We are the Tjiwarl Native Title Holders. We are many families connected by culture and country. Our vision is to keep our culture and country strong, and to create a sustainable future for our people.
What does Tjiwarl mean?
The word Tjiwarl means “something shining” in our language.
It is the name that we have for a very important and sacred site in the Barr Smith Ranges, which is also known as “Logan Spring”.
We have come to call ourselves the “Tjiwarl mob” because that was the name of the native title claim, but we are really all desert people, following the desert law.
About the native title holders
The old people for the Determination Area owned the land and they were called the Ngaiawonga people – but they had other names for themselves. Burnadjarra, Tjupan, Koara and Ngalia are some of the names we use today.
That tribe has always been there; they spoke the right language for their tribe and maintained their connection to the country. They were the people for the Determination Area and the law came from them, they laid it down and passed it on to their children and grandchildren and on to us through our connection to the old people. What was there must still carry today.
Our culture, our people
We have cultural obligations to attend funerals and not hold big meetings when there is “sorry business” on. We ask that you respect this. We follow a skin system where we relate to each other as brothers and sisters, mothers and fathers – even if we’re not directly related. We look after the country by going out bush and taking the things we need.
Most importantly, we protect our sacred places that are linked to the tjukurrpa.
What country means to us – the tjukurrpa
The land and the tjukurrpa are the same thing. We can’t have one without the other. We feel for the land, it has a different meaning to us.
The dirt is our tjukurrpa, our culture, our heritage. Without our marnta [dirt] and our sacred places, we would not have our tjukurrpa and culture today.
The tjukurrpa is like a chain, it is a songline that stretches out across the desert.
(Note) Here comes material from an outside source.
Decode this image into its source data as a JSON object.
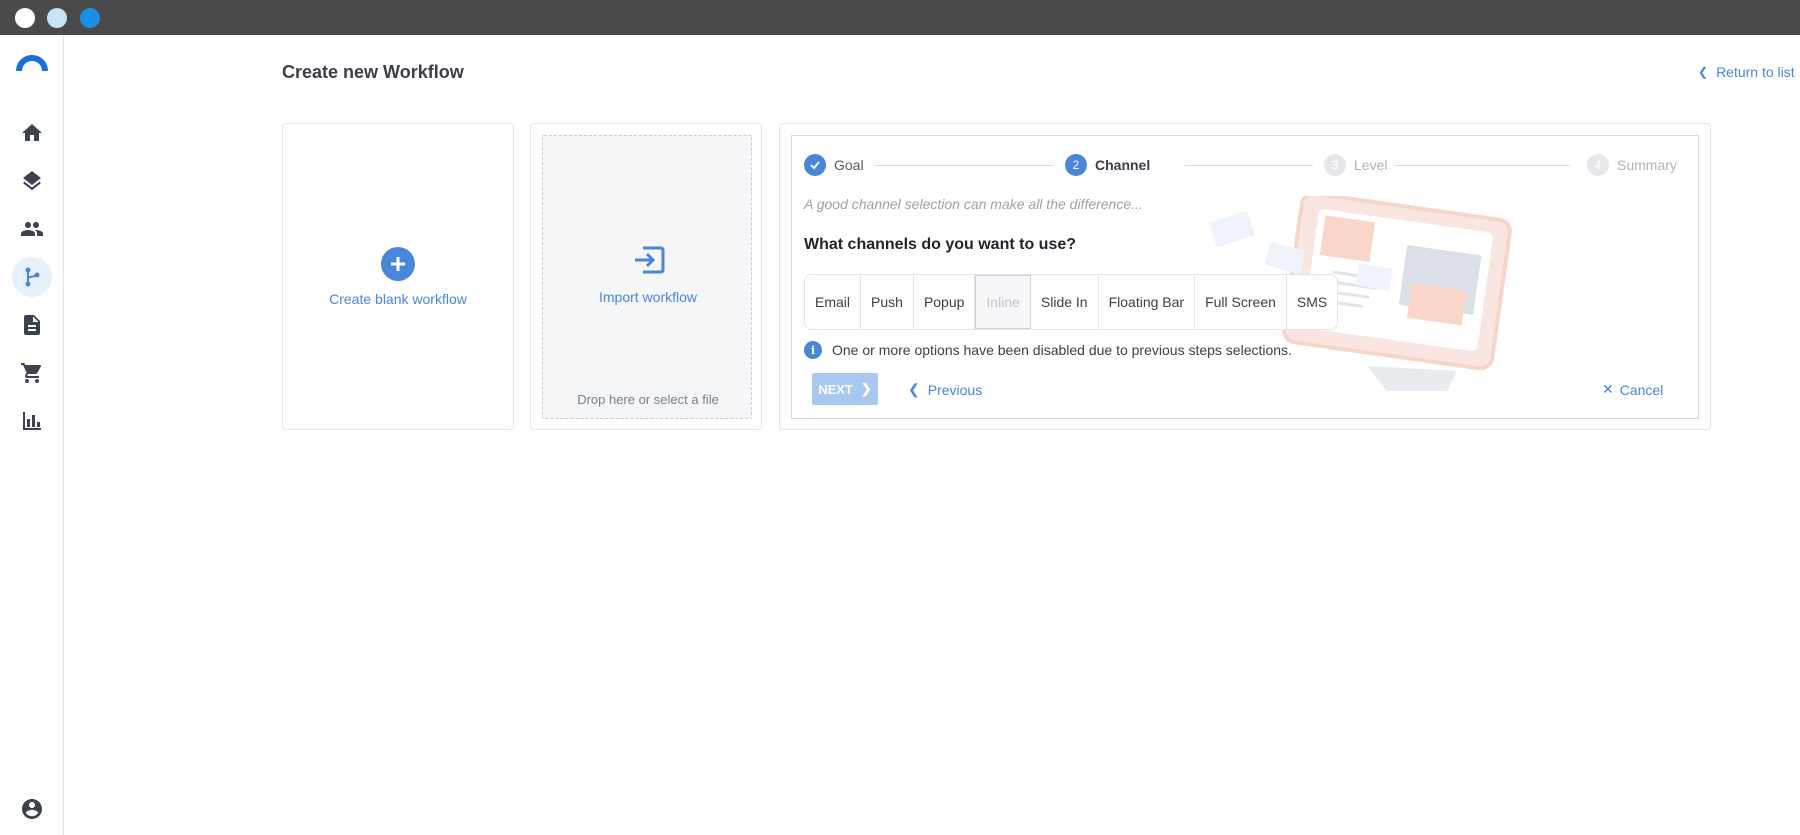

If one link in the chain is broken, then it damages the whole song. It is our responsibility to look after the tjukurrpa in our country, but people in other parts of the desert keep an eye on what’s happening. They worry about our country too!
Our journey – the Tjiwarl story
Our people have been living and occupying the Tjiwarl lands for hundreds of thousands of years.
Water is very important to us. Our ancestors went from rock hole to rock hole with their families, hunting and gathering all the way. Every year, our people meet up at important places for trade, ceremony and songs.
We are still following the tjukurrpa today. It’s very strong and we have to protect it.
The wati are the ones who carry the men’s law and some decisions can only be made by them. In the same way, the women have their own law too, and some decisions need to be made by them.